Adler also claimed Austin has a below-average number of homeless people and said other cities are far worse by comparison.
“There’s a homeless challenge in cities across the country. Austin’s numbers are actually average, maybe a little bit less,” he claimed. “Our count went up by 5 percent last year. That’s about the national average. Dallas up the street, went up 9 percent. Seattle and L.A. [are] off the charts… This is a challenge that is everywhere. We’re just seeing it in Austin. It’s more visible right now.”
“We did [this] so that we could fix it — so we could clean it up so that we could house people,” Adler continued. “We don’t want people camping anywhere in the city.”
He also addressed rumors of a possible mayoral recall and said he’s confident the people who elected him will stand by their original choice.
“Democracy is vigorous here in Austin,” Adler said. “I just was elected in an eight-person race with a 40 percent margin over the person that came in second place… This community is united.
“We don’t want people camping anywhere,” he added. “We know we need to house them in order to get that done.”
Hasnie has reported live this week from Austin after Texas Gov. Greg Abbott ordered state agencies to clean up the capital city, which saw an increase of homeless vagrants due to laws allowing people to camp out on the streets.

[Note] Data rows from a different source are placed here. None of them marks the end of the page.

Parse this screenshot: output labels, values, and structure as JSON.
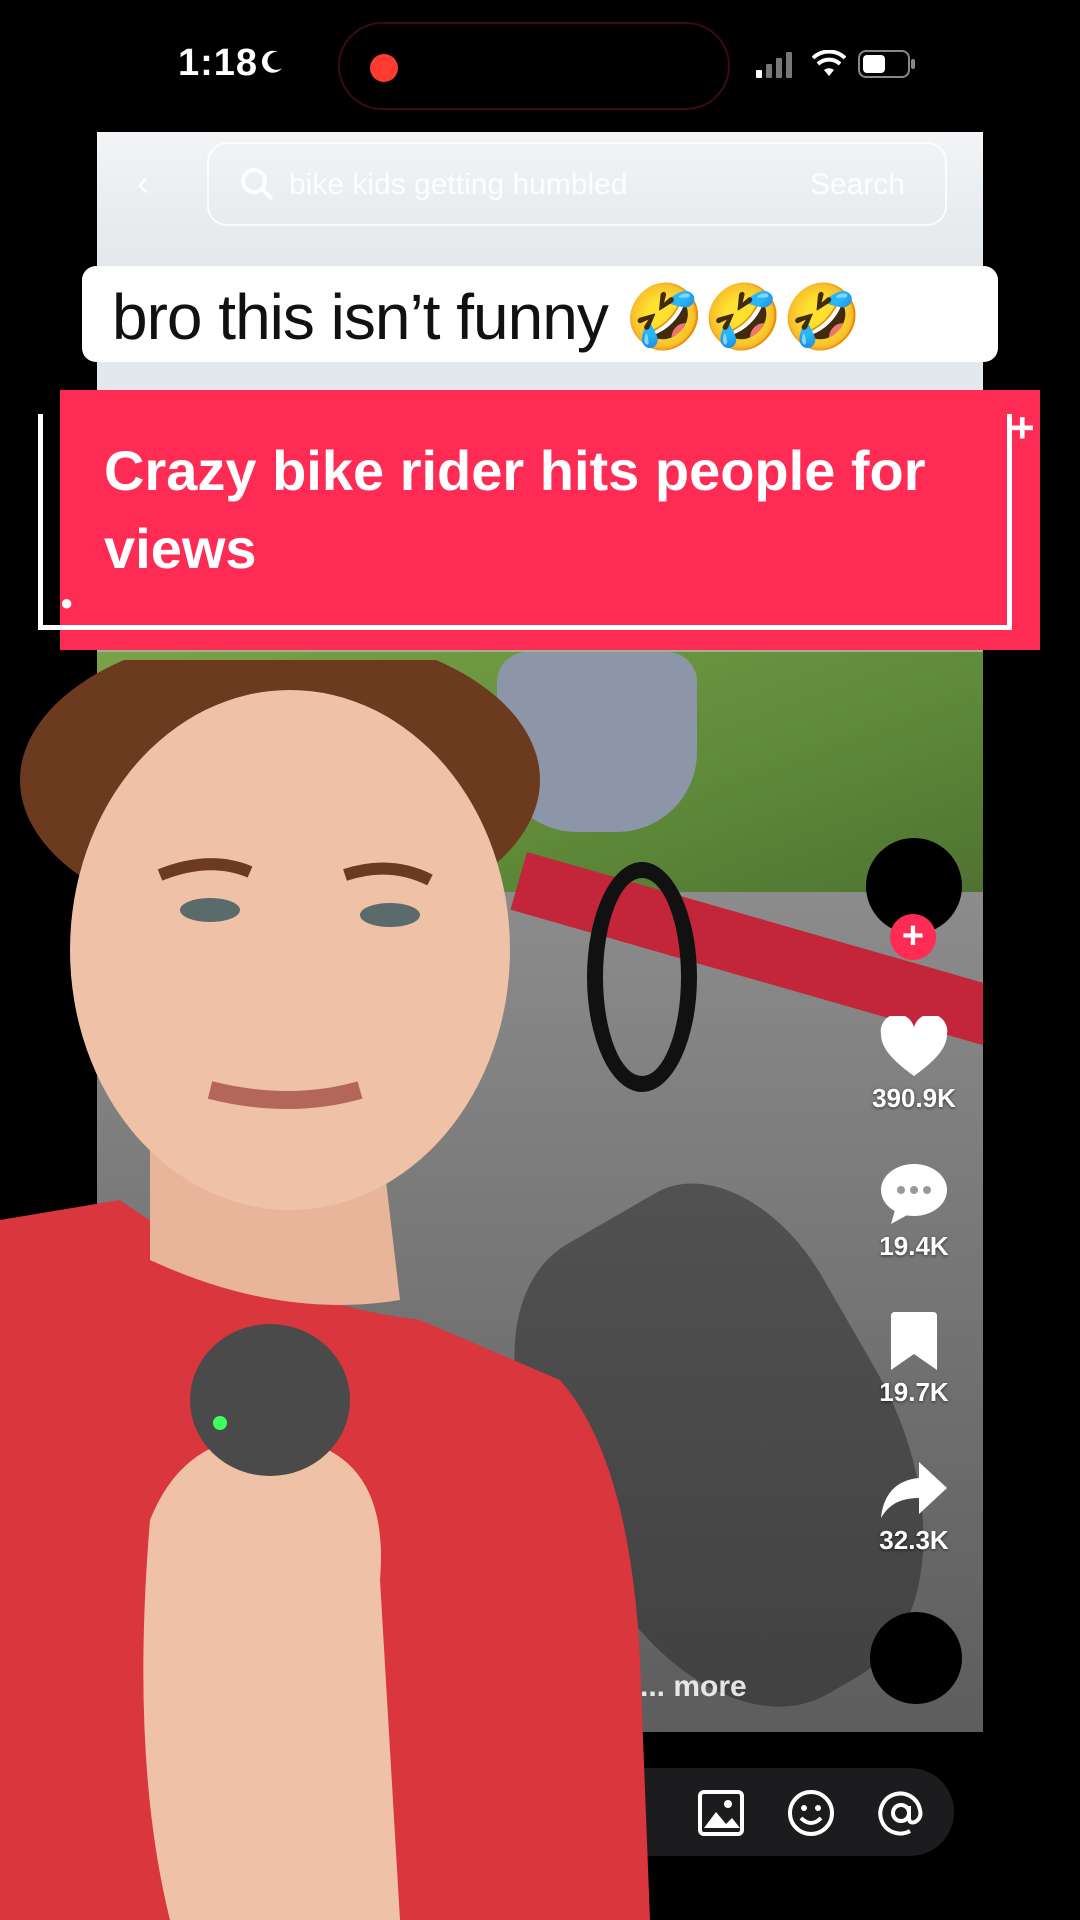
{
  "status_bar": {
    "time": "1:18"
  },
  "inner_screen": {
    "search_placeholder": "bike kids getting humbled",
    "search_button": "Search",
    "more_label": "... more",
    "actions": [
      {
        "icon": "heart-icon",
        "count": "390.9K"
      },
      {
        "icon": "comment-icon",
        "count": "19.4K"
      },
      {
        "icon": "bookmark-icon",
        "count": "19.7K"
      },
      {
        "icon": "share-icon",
        "count": "32.3K"
      }
    ],
    "follow_label": "+"
  },
  "captions": {
    "white": "bro this isn’t funny 🤣🤣🤣",
    "red": "Crazy bike rider hits people for views"
  },
  "colors": {
    "accent": "#fe2c55",
    "shirt": "#d9363e"
  }
}
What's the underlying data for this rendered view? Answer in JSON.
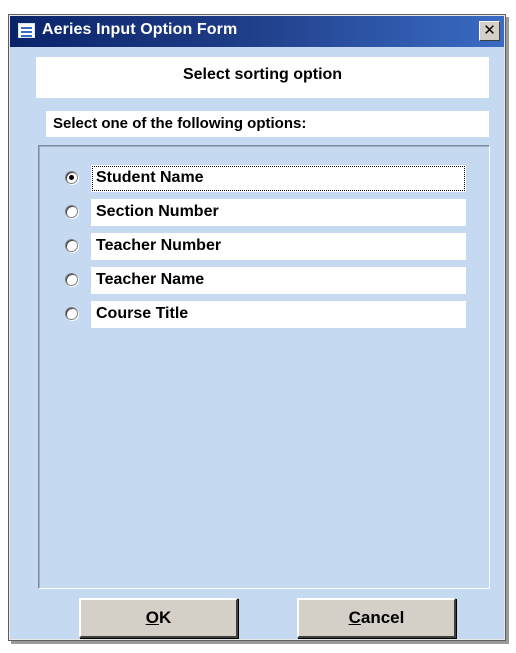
{
  "window": {
    "title": "Aeries Input Option Form",
    "close_glyph": "✕"
  },
  "header": {
    "title": "Select sorting option"
  },
  "instruction": "Select one of the following options:",
  "options": [
    {
      "label": "Student Name",
      "selected": true
    },
    {
      "label": "Section Number",
      "selected": false
    },
    {
      "label": "Teacher Number",
      "selected": false
    },
    {
      "label": "Teacher Name",
      "selected": false
    },
    {
      "label": "Course Title",
      "selected": false
    }
  ],
  "buttons": {
    "ok": {
      "accel": "O",
      "rest": "K"
    },
    "cancel": {
      "accel": "C",
      "rest": "ancel"
    }
  },
  "colors": {
    "form_background": "#c5d9f1",
    "titlebar_start": "#0a246a",
    "titlebar_end": "#3a6bc4",
    "button_face": "#d4d0c8"
  },
  "icons": {
    "title": "form-icon",
    "close": "close-icon"
  }
}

The project started on Monday morning, as cleaning crews used leaf blowers and street sweepers to clear debris while they were guarded by state police.